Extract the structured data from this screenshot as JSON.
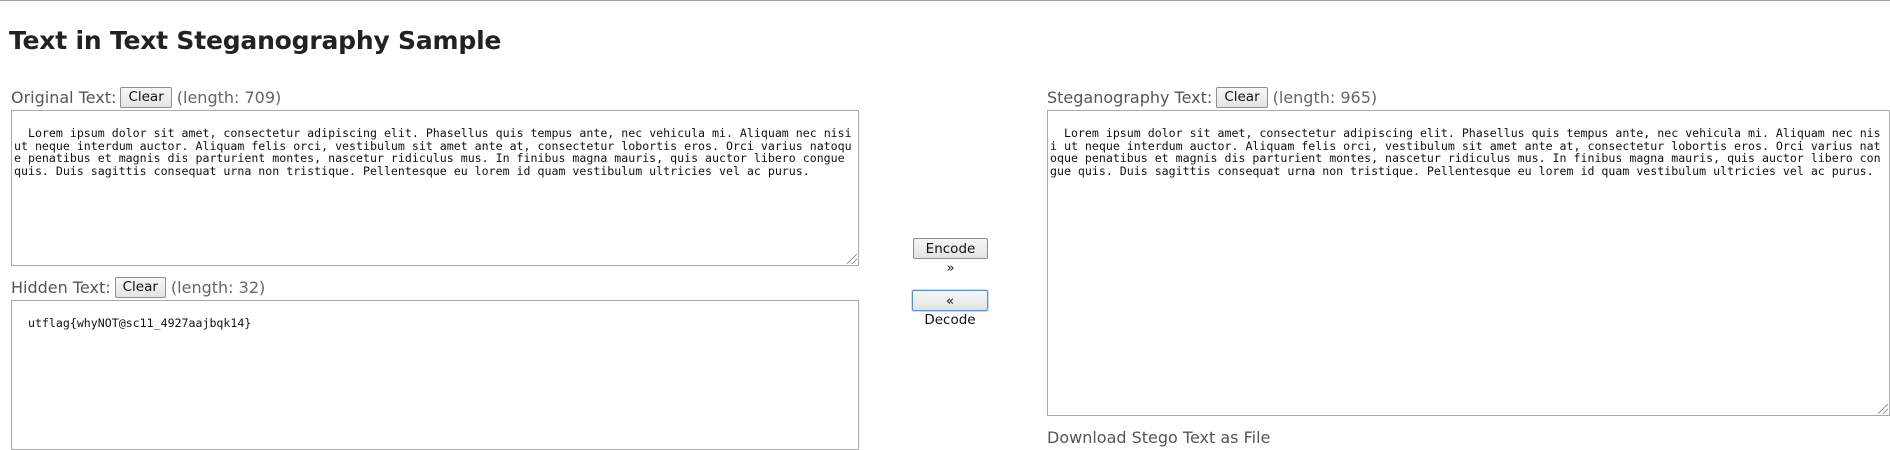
{
  "page": {
    "title": "Text in Text Steganography Sample"
  },
  "original": {
    "label": "Original Text:",
    "clear_label": "Clear",
    "length_text": "(length: 709)",
    "value": "Lorem ipsum dolor sit amet, consectetur adipiscing elit. Phasellus quis tempus ante, nec vehicula mi. Aliquam nec nisi ut neque interdum auctor. Aliquam felis orci, vestibulum sit amet ante at, consectetur lobortis eros. Orci varius natoque penatibus et magnis dis parturient montes, nascetur ridiculus mus. In finibus magna mauris, quis auctor libero congue quis. Duis sagittis consequat urna non tristique. Pellentesque eu lorem id quam vestibulum ultricies vel ac purus."
  },
  "hidden": {
    "label": "Hidden Text:",
    "clear_label": "Clear",
    "length_text": "(length: 32)",
    "value": "utflag{whyNOT@sc11_4927aajbqk14}"
  },
  "actions": {
    "encode_label": "Encode »",
    "decode_label": "« Decode"
  },
  "stego": {
    "label": "Steganography Text:",
    "clear_label": "Clear",
    "length_text": "(length: 965)",
    "value": "Lorem ipsum dolor sit amet, consectetur adipiscing elit. Phasellus quis tempus ante, nec vehicula mi. Aliquam nec nisi ut neque interdum auctor. Aliquam felis orci, vestibulum sit amet ante at, consectetur lobortis eros. Orci varius natoque penatibus et magnis dis parturient montes, nascetur ridiculus mus. In finibus magna mauris, quis auctor libero congue quis. Duis sagittis consequat urna non tristique. Pellentesque eu lorem id quam vestibulum ultricies vel ac purus.",
    "download_label": "Download Stego Text as File"
  }
}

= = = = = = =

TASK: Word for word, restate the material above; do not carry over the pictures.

REPLY TO THE EXERCISE:
Extract the structured data from this screenshot as JSON.
{
  "page": {
    "title": "Text in Text Steganography Sample"
  },
  "original": {
    "label": "Original Text:",
    "clear_label": "Clear",
    "length_text": "(length: 709)",
    "value": "Lorem ipsum dolor sit amet, consectetur adipiscing elit. Phasellus quis tempus ante, nec vehicula mi. Aliquam nec nisi ut neque interdum auctor. Aliquam felis orci, vestibulum sit amet ante at, consectetur lobortis eros. Orci varius natoque penatibus et magnis dis parturient montes, nascetur ridiculus mus. In finibus magna mauris, quis auctor libero congue quis. Duis sagittis consequat urna non tristique. Pellentesque eu lorem id quam vestibulum ultricies vel ac purus."
  },
  "hidden": {
    "label": "Hidden Text:",
    "clear_label": "Clear",
    "length_text": "(length: 32)",
    "value": "utflag{whyNOT@sc11_4927aajbqk14}"
  },
  "actions": {
    "encode_label": "Encode »",
    "decode_label": "« Decode"
  },
  "stego": {
    "label": "Steganography Text:",
    "clear_label": "Clear",
    "length_text": "(length: 965)",
    "value": "Lorem ipsum dolor sit amet, consectetur adipiscing elit. Phasellus quis tempus ante, nec vehicula mi. Aliquam nec nisi ut neque interdum auctor. Aliquam felis orci, vestibulum sit amet ante at, consectetur lobortis eros. Orci varius natoque penatibus et magnis dis parturient montes, nascetur ridiculus mus. In finibus magna mauris, quis auctor libero congue quis. Duis sagittis consequat urna non tristique. Pellentesque eu lorem id quam vestibulum ultricies vel ac purus.",
    "download_label": "Download Stego Text as File"
  }
}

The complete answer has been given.